The Royal Mint has been given the task of creating an NFT to represent the “forward-looking approach” Her Majesty’s Treasury believes it will take towards cryptocurrencies and blockchains. John Glen, Economic Secretary to Treasury, announced the project in a speech. He said that more information about the mint’s location would be forthcoming “very soon”.
Although NFTs have been issued by countries such as Ukraine before, this announcement feels different. For one, it comes from the highest level of the British government. It is also expected to be executed by the entity responsible for printing the country’s currency.
However, this does not mean that the government will replace the pound by HerMajesty’sCoin anytime soon. It is easy to dismiss the announcement as a PR exercise. The treasury wants to demonstrate that it is serious about making the UK a hub of financial innovation and get “in the ground floor with crypto” (by announcing an NFT more than a year after Taco Bell released its own crypto token).
It seems that the UK government takes crypto seriously, to be fair. Glen stated that the Treasury has asked a legal task team to examine the “legal status decentralized autonomous organisations” (or DAOs). The talk is about crypto and includes a summary of the government’s current work. It is long, with a fair amount of fluff. You can view it in full here.
Reuters does a great job breaking down the main components.

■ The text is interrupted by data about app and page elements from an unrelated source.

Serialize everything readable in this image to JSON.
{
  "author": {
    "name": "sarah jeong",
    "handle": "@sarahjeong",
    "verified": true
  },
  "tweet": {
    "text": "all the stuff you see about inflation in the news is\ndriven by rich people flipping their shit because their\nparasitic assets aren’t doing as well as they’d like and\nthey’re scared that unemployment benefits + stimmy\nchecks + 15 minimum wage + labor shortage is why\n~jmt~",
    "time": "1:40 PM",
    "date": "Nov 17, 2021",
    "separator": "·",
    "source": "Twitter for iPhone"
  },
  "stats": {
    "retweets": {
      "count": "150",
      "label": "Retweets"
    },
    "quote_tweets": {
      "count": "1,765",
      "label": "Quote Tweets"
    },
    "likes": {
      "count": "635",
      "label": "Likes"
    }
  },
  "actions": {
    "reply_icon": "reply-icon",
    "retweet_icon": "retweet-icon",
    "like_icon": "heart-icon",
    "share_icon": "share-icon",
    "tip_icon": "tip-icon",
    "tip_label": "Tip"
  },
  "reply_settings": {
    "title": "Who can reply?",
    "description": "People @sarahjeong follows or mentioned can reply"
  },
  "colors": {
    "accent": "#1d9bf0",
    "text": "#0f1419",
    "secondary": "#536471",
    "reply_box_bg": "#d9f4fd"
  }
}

However, a TL:DR: The UK’s treasury works on regulation of some stablecoins (cryptocurrencies whose price is, in theory at least, tied to fiat currencies). It will be holding a lot of meetings about crypto regulation and is still developing its “regulatory sandbox” that allows crypto companies to “test products and service in a controlled environment.”
It’s difficult to predict what the future holds for the Treasury’s crypto project. It will be a collectible that crypto-lovers across the UK will treasure in their wallets. Will it be just one NFT? (The announcement tweet suggests that there will be only one) and stored in a hardware wallet at Buckingham Palace or Tower of London?
This is probably not the most important part. NFTs may be buzzy, or at least they were at one time. However, crypto’s future will depend on how countries with large stakes in global finance decide to regulate them.